By Tangerine Clarke
After residing in the United States of America for 40 years, Guyanese-born fashion designer and painter, Gem Fraser, has returned to her roots determined to train single mothers to become business owners.
During an exclusive interview at her South Road and Albert Street studio in Georgetown, Fraser of Gem Fraser Designs, who once lived in Brooklyn, and re-migrated three years ago, will begin building her retirement home complete with a training center, in the rural village of Mocah Arcadia, where she was a teacher before migrating.
“I couldn’t see myself getting older in America, and as time came for me to retire, I made the decision to return home,” said the artistic businesswoman, whose stunning varicolored caftans over the years, lit up runways at fashion shows in New York.
The eldest of seven children, Fraser remembers too well, how she was encouraged to sew and draw, by her late mother and grandmother, talented creative individuals.
“Because I was the first girl, my mother motivated me to learn anything, so that I could teach my younger siblings, but this never happened, so I ended up with all of this knowledge that I want to share with others,” said Fraser
A former student of Guyana’s prestigious Bishops High School where she honed her skills, Fraser, no doubt is naturally talented.
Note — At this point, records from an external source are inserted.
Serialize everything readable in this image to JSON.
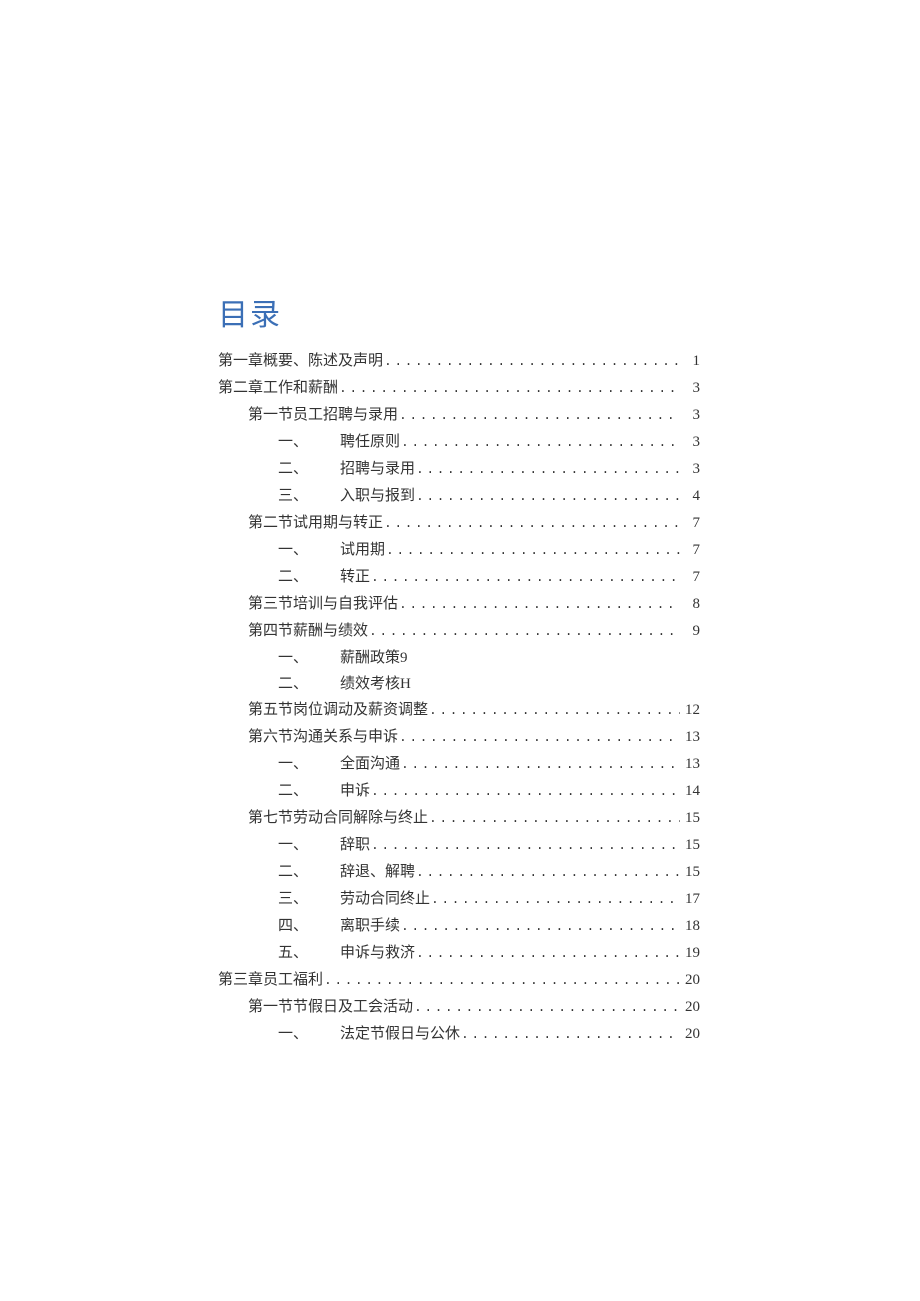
{
  "title": "目录",
  "entries": [
    {
      "indent": 0,
      "num": "",
      "label": "第一章概要、陈述及声明",
      "page": "1",
      "dots": true
    },
    {
      "indent": 0,
      "num": "",
      "label": "第二章工作和薪酬",
      "page": "3",
      "dots": true
    },
    {
      "indent": 1,
      "num": "",
      "label": "第一节员工招聘与录用",
      "page": "3",
      "dots": true
    },
    {
      "indent": 2,
      "num": "一、",
      "label": "聘任原则",
      "page": "3",
      "dots": true
    },
    {
      "indent": 2,
      "num": "二、",
      "label": "招聘与录用",
      "page": "3",
      "dots": true
    },
    {
      "indent": 2,
      "num": "三、",
      "label": "入职与报到",
      "page": "4",
      "dots": true
    },
    {
      "indent": 1,
      "num": "",
      "label": "第二节试用期与转正",
      "page": "7",
      "dots": true
    },
    {
      "indent": 2,
      "num": "一、",
      "label": "试用期",
      "page": "7",
      "dots": true
    },
    {
      "indent": 2,
      "num": "二、",
      "label": "转正",
      "page": "7",
      "dots": true
    },
    {
      "indent": 1,
      "num": "第三节",
      "label": "培训与自我评估",
      "page": "8",
      "dots": true
    },
    {
      "indent": 1,
      "num": "第四节",
      "label": "薪酬与绩效",
      "page": "9",
      "dots": true
    },
    {
      "indent": 2,
      "num": "一、",
      "label": "薪酬政策",
      "page": "9",
      "dots": false
    },
    {
      "indent": 2,
      "num": "二、",
      "label": "绩效考核",
      "page": "H",
      "dots": false
    },
    {
      "indent": 1,
      "num": "第五节",
      "label": "岗位调动及薪资调整",
      "page": "12",
      "dots": true
    },
    {
      "indent": 1,
      "num": "第六节",
      "label": "沟通关系与申诉",
      "page": "13",
      "dots": true
    },
    {
      "indent": 2,
      "num": "一、",
      "label": "全面沟通",
      "page": "13",
      "dots": true
    },
    {
      "indent": 2,
      "num": "二、",
      "label": "申诉",
      "page": "14",
      "dots": true
    },
    {
      "indent": 1,
      "num": "第七节",
      "label": "劳动合同解除与终止",
      "page": "15",
      "dots": true
    },
    {
      "indent": 2,
      "num": "一、",
      "label": "辞职",
      "page": "15",
      "dots": true
    },
    {
      "indent": 2,
      "num": "二、",
      "label": "辞退、解聘",
      "page": "15",
      "dots": true
    },
    {
      "indent": 2,
      "num": "三、",
      "label": "劳动合同终止",
      "page": "17",
      "dots": true
    },
    {
      "indent": 2,
      "num": "四、",
      "label": "离职手续",
      "page": "18",
      "dots": true
    },
    {
      "indent": 2,
      "num": "五、",
      "label": "申诉与救济",
      "page": "19",
      "dots": true
    },
    {
      "indent": 0,
      "num": "",
      "label": "第三章员工福利",
      "page": "20",
      "dots": true
    },
    {
      "indent": 1,
      "num": "第一节",
      "label": "节假日及工会活动",
      "page": "20",
      "dots": true
    },
    {
      "indent": 2,
      "num": "一、",
      "label": "法定节假日与公休",
      "page": "20",
      "dots": true
    }
  ]
}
According to her, she goes to bed with an idea, and gets up the next day with an innovative project, whether a fashion creation, an interior design concept, home craft idea, floral arrangement design, or an impression painting.
She has built a reputation as a respected designer, whose collections are vast, stunning, and one-of-a kind, as showcased in her workspace.
She uses African cloth to fashion head wraps, throw pillows, and as etching for creations. Her most recent work of art is a plant pot from a Styrofoam doll head that showcases artificial flowers. This new creation was added to her collection for the 2020 Christmas season.
She is happy that her home space is working out very well at this time of the coronavirus pandemic. When she first returned home, she had chosen a storefront in Georgetown that ultimately was not the ideal place for her studio. As such, this move also helped her to meet safety protocols, in keeping with the ongoing pandemic.
Now that she is in a more comfortable environment, she finds her creative juices are flowing much easier. She plans to start out the New Year by utilizing sexy fabrics, such as silk, which she acquired in the U.S., to unveil a 2021 collection of negligees.
And since her inspiration comes from fabric, Fraser has brilliant ideas for sequin, taffeta, and other exotic textile, to turn out stunning pieces.
“I love fabric. I like the feel and texture and the way it looks. It talks to me,” conveys the couturier who is fascinated with fabric.
But despite all the exciting ideas swirling around in her head, the artisan who is passionate about sharing her creativity, is cautions because as she puts it, “Everybody wants something. Why can’t you be my friend, without wanting something from me just because of my creativity.” She noted that she was learning the hard way after living abroad for a long time.
Fraser is also daunted by mediocrity. “I can’t settle for mediocre stuff. I find it hard not seeing the Guyana I grew up in, for the better,” she added.
“It’s heartbreaking to see people settle for less, when with a little more effort you could get much more, for the same price.”
The designer is hopeful that despite complaints from other artisans who are frustrated due to the lack of materials to work with, and ways to market their products, that she can find ways to overcome obstacles and carry out her mission.
She wants to make a difference. Her focus is to enhance the lives of those who would like a career in business. Her course of training would include, cake decorating, arts and craft, tie-dye design, and dressmaking, all being taught in a modern setting.
Fraser is committed to passing on her knowledge to build a creative community.